buy n95 mask florida, The report laid the blame squarely on Canada's public health and emergency infrastructures, which were in a sorry state of decay.” Another government report concurred, saying the Canadian health care system lacked adequate resources, was professionally impoverished and was generally incapable of fulfilling its mandate. Single-payer systems don’t just struggle with pandemics. Every year, the United Kingdom's National Health Service (NHS) struggles to treat patients during flu season. The British press calls this perennial disaster the winter crisis.

buy n95 mask florida - During the 2018-2019 winter, one in four patients waited more than four hours in major emergency departments. That year those departments were so crowded that over 11 percent of ambulances carrying patients were kept waiting outside hospitals for more than 30 minutes.
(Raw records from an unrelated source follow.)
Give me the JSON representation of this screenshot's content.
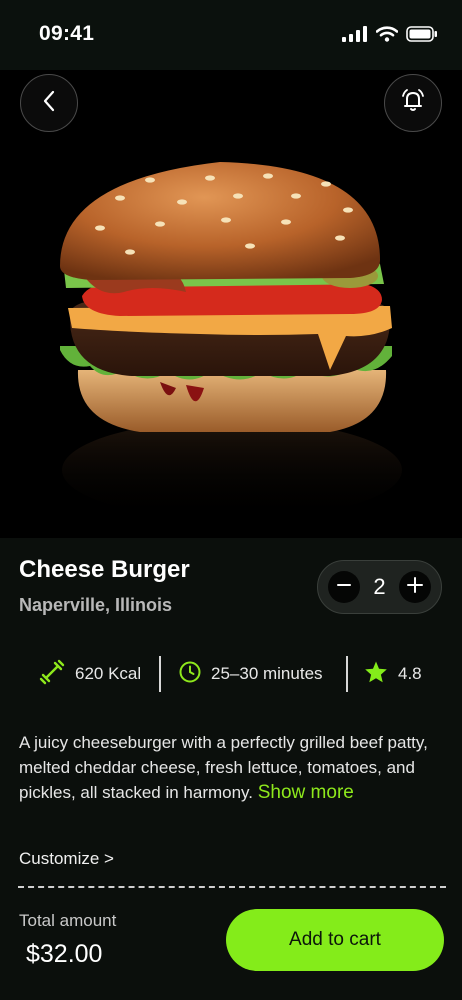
{
  "status_bar": {
    "time": "09:41",
    "icons": [
      "signal-icon",
      "wifi-icon",
      "battery-icon"
    ]
  },
  "hero": {
    "image": "cheeseburger-photo",
    "buttons": [
      "back-icon",
      "bell-icon"
    ]
  },
  "product": {
    "name": "Cheese Burger",
    "location": "Naperville, Illinois",
    "quantity": "2"
  },
  "stats": {
    "calories": "620 Kcal",
    "time": "25–30 minutes",
    "rating": "4.8"
  },
  "description": {
    "text": "A juicy cheeseburger with a perfectly grilled beef patty, melted cheddar cheese, fresh lettuce, tomatoes, and pickles, all stacked in harmony.",
    "show_more": "Show more"
  },
  "customize_label": "Customize >",
  "footer": {
    "total_label": "Total amount",
    "total_value": "$32.00",
    "cta_label": "Add to cart"
  },
  "colors": {
    "accent": "#84ec1a",
    "background": "#0b0f0c"
  }
}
CLICK HERE TO GET THE FOX NEWS APP In January 2018, the NHS postponed some 55,000 operations because of an outbreak of seasonal illnesses like the flu. One doctor in central England apologized for what he called “third-world conditions,” including 12-hour waits and patients being treated in corridors at his hospital. Another physician likened the scene in his London hospital to “battlefield medicine.”

buy n95 mask florida - The Canadian and British health care systems show just how hard it can be to battle an outbreak under single-payer. Let’s not replicate their experiences by adopting Medicare-for-all. CLICK HERE TO READ MORE BY SALLY PIPES